    In the face of The Prince of Tides' rampant emotionalism you have three options: unconditional surrender, grit-your-teeth resistance or some heart-wavering combination of the two. Everything about Barbra Streisand's adaptation of Pat Conroy's popular novel is Hollywood larger-than-life, from the postcard-perfect sunsets to the swelling score to the overripe lyricism of the narration and the overcooked Gothic secret our hero must face. ...
  • Gm's Day Of Reckoning

    Remember when the opening of a new General Motors plant symbolized nothing but hope and prosperity? That's what it meant for the townsfolk of Arlington, Texas, when GM decided to locate a facility there in the earl 1950s. "It caused the first extras of our little weekly Arlington newspapers to be printed and sold on the streets," recalls Tom Vandergriff, then president of the Arlington Chamber of Commerce. Those were the days when GM's only worry was that it was too successful: it sold one out of every two cars in America, and competitors and federal regulators were beginning to whisper the word "monopoly." ...
  • Christmas Massacre

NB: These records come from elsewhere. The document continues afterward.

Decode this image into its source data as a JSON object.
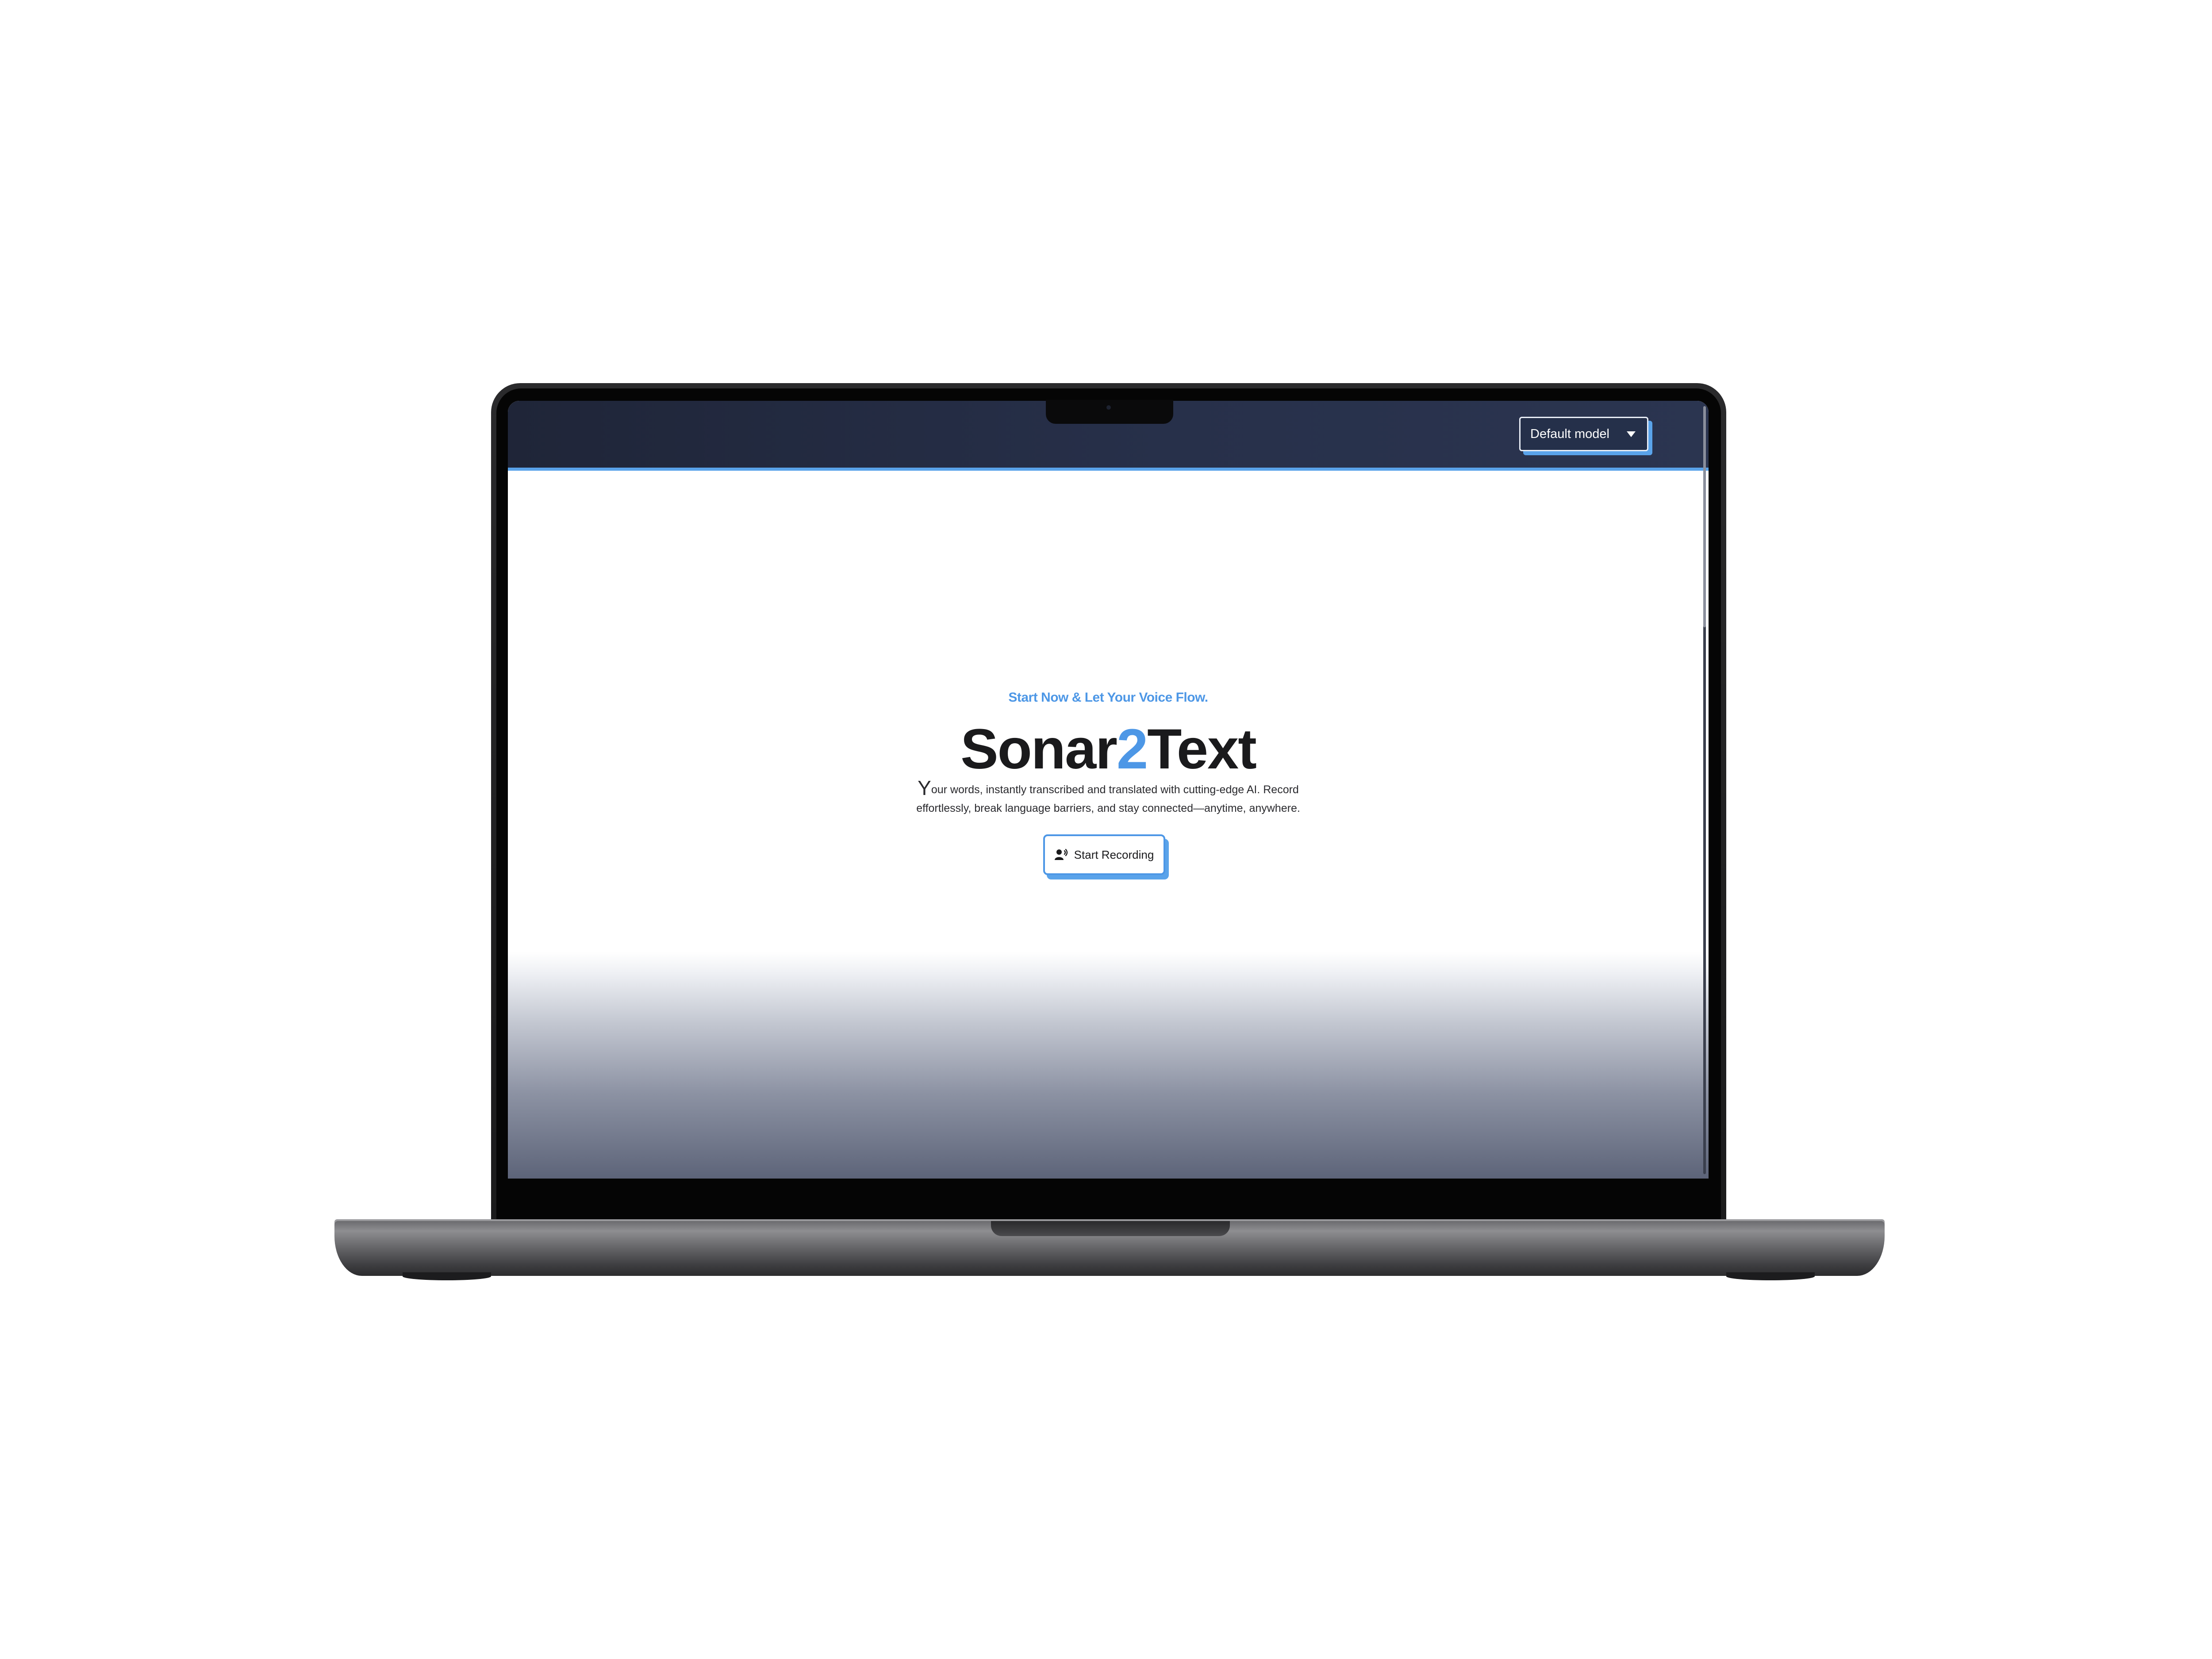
{
  "header": {
    "model_select": {
      "value": "Default model",
      "caret_icon": "caret-down-icon"
    }
  },
  "hero": {
    "tagline": "Start Now & Let Your Voice Flow.",
    "brand": {
      "part1": "Sonar",
      "part2": "2",
      "part3": "Text"
    },
    "description": {
      "dropcap": "Y",
      "rest": "our words, instantly transcribed and translated with cutting-edge AI. Record effortlessly, break language barriers, and stay connected—anytime, anywhere."
    },
    "record_button": {
      "label": "Start Recording",
      "icon": "voice-user-icon"
    }
  },
  "colors": {
    "accent": "#4d97e6",
    "header_bg": "#25304a",
    "text": "#1a1a1c"
  }
}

    The first qualms came in the S&L crisis, when people felt queasy tremors in the financial world. Disquiet deepened as a recession that was supposed to be over dragged on for months, and workers who had always felt safe in their jobs were pounding the pavement. For the second straight Grinchy Christmas, stores became echo chambers for desperate announcements of preholiday knockdowns. There was a string of industrial disasters, from the retrenchment of giant IBM to the final throes of Pan American Airways. And last week General Motors, that icon of American industry, conceded the worst defeat in its 75-year history: 21 plants to be padlocked over the next three years, with 74,000 jobs gone forever. GM's Christmas massacre was a stark symbol, the down-sizing not just of a company or an embattled industry, but of America's expectations. With that, unease turned into a full-blown crisis of economic confidence--and politicians from George Bush on down were scrambling to do something,...
  • Black Or White

    As a decade of momentous change drew to a close, smaller dramas were playing out, too: furious shouts across the gender gap, racial fights on streets and ballots, private feuds and public follies. Some highlights of a lean and angry 1991. ...
  • Hidden Data?

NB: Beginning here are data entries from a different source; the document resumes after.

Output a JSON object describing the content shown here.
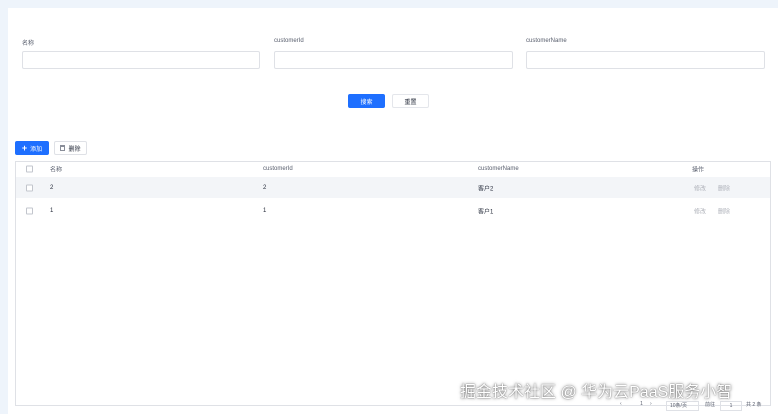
{
  "search": {
    "fields": [
      {
        "label": "名称",
        "value": ""
      },
      {
        "label": "customerId",
        "value": ""
      },
      {
        "label": "customerName",
        "value": ""
      }
    ],
    "search_label": "搜索",
    "reset_label": "重置"
  },
  "toolbar": {
    "add_label": "添加",
    "delete_label": "删除",
    "add_icon": "plus-icon",
    "delete_icon": "trash-icon"
  },
  "table": {
    "columns": [
      "名称",
      "customerId",
      "customerName",
      "操作"
    ],
    "rows": [
      {
        "name": "2",
        "customerId": "2",
        "customerName": "客户2",
        "edit": "修改",
        "delete": "删除"
      },
      {
        "name": "1",
        "customerId": "1",
        "customerName": "客户1",
        "edit": "修改",
        "delete": "删除"
      }
    ]
  },
  "pagination": {
    "prev": "‹",
    "page": "1",
    "next": "›",
    "page_size": "10条/页",
    "jump_label": "前往",
    "jump_value": "1",
    "total": "共 2 条"
  },
  "watermark": "掘金技术社区 @ 华为云PaaS服务小智",
  "colors": {
    "primary": "#1e6fff",
    "background": "#eef4fb",
    "row_stripe": "#f3f5f8"
  }
}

    Did Dow Corning Wright, a leading manufacturer of silicone-breast implants, withhold critical data from the FDA? One member of the FDA advisory committee that recently reviewed the safety of implants, Dr. Norman Anderson of The Johns Hopkins Hospital, charges that the company held back information during the hearings. In a letter to FDA chief David Kessler, Anderson urges that all gel-filled silicone implants be removed from the market until further studies prove their safety. Anderson cites 17 internal Dow memos dating back to 1970 that he says discuss problems with the implants. Though Anderson says Dow denied having data like that discussed in the memos, Dow claims the documents were always available and it never hid anything. After the hearings, the FDA panel voted not to curtail implant sales.
  • It's Not Over Yet

    The $550 million settlement with the Bank of Credit and Commerce International (BCCI) last week closes the U.S. case against the failed bank. But federal and state prosecutors say the agreement, which requires the cooperation of the bank's liquidators, will aid their criminal inquiries in several other areas: ...
  • Phantasmagoric 'Ghosts'

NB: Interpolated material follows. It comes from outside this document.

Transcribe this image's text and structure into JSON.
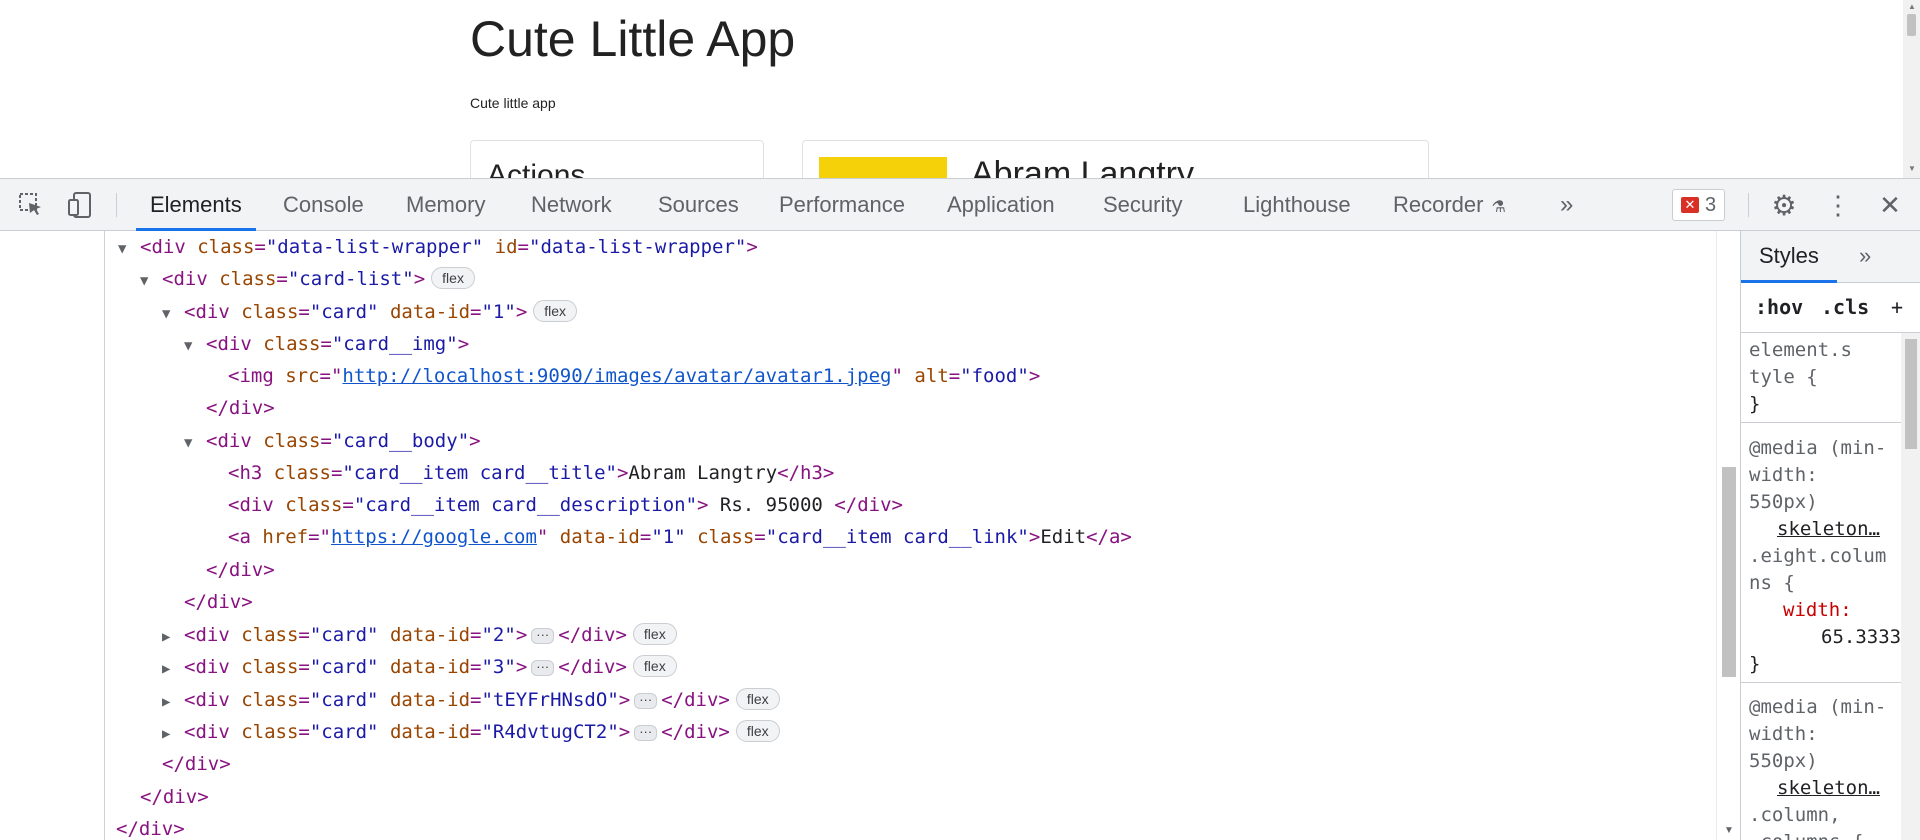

    The best show on Broadway opened last week 20 blocks north of Times Square, at the Metropolitan Opera. If "The Ghosts of Versailles" were a musical, a producer would exclaim to artistic director James Levine, "We have a hit on our hands, J.L.!" The crime is that it won't draw the vast audience of "Les Miserables" or "Cats": to borrow a line from one of its characters, Louis XVI, "It's only an opera. " ...